This is a beautiful example of Nippon TT moriage. It's very colorful and filled with a large bird and numerous flowers. It measures 5" tall and has the TT in triangles mark on the bottom.
The Takito company 1880-1948, is mostly known as one of those specializing on the Lustre ware type of decoration originally developed by the Noritake company but pieces with moriage decoration in Moriage a'la Kyoto Satsuma on porcelain, are also common. Between 1891 to 1921 the products should be marked 'Nippon'. Marks later than 1945 usually comes with the addition of "Made in Occupied Japan ".
The word "Nippon" in western characters means "Japan" and occurs on most Japanese wares from around 1890 until the early 1920s. From 1891 imports to America were required to be marked with the country of origin, in western characters.

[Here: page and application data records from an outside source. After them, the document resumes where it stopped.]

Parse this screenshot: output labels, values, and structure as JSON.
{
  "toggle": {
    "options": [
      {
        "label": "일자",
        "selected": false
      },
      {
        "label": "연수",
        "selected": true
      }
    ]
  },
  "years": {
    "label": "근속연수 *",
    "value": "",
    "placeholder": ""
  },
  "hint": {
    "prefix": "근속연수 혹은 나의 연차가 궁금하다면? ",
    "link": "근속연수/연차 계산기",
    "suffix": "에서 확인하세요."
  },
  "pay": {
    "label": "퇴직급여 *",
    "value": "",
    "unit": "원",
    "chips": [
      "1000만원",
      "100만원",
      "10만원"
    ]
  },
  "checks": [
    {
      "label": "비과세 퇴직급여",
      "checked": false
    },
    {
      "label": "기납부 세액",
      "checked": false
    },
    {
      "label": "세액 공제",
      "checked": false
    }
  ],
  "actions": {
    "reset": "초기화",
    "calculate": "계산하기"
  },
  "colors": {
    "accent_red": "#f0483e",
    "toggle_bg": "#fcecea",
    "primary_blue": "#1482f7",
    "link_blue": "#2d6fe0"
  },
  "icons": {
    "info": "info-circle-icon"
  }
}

Thus Japanese exports (to America) were marked with "Nippon" in English from this date to 1922, when the requirement was changed to that the word "Japan" should be used. These are the so-called "Nippon wares". However, the rule doesn't apply in other countries nor always in America because sometimes paper labels and the like was used. So while finding a back stamp saying "Nippon" is a useful dating aid its absence is not determinative. Regarding 'Nippon' marked porcelain, wares marked 'Japan' or 'Made in Japan' have not been as desirable as those marked 'Nippon'. Particularly in the US, Nippon marked pieces have always brought a large premium over those marked Japan or Made in Japan and certainly more than unmarked wares. This is true even for pieces of similar quality. In the 1960s, collector ranks swelled and demand for marked Nippon pieces vastly exceeded the supply. Thus arose the transfer (stencil) based fake Nippon mark applied by unscrupulous dealers to thousands of imported Japanese porcelain. This kind of marks can be identified by the mark being applied inside a glaze area looking a bit like a piece of scotch tape. The resulting flood of fakes became well known to dealers and the more knowledgeable collectors. The motive was money as it usually is and the confusion eventually dampened collector enthusiasm.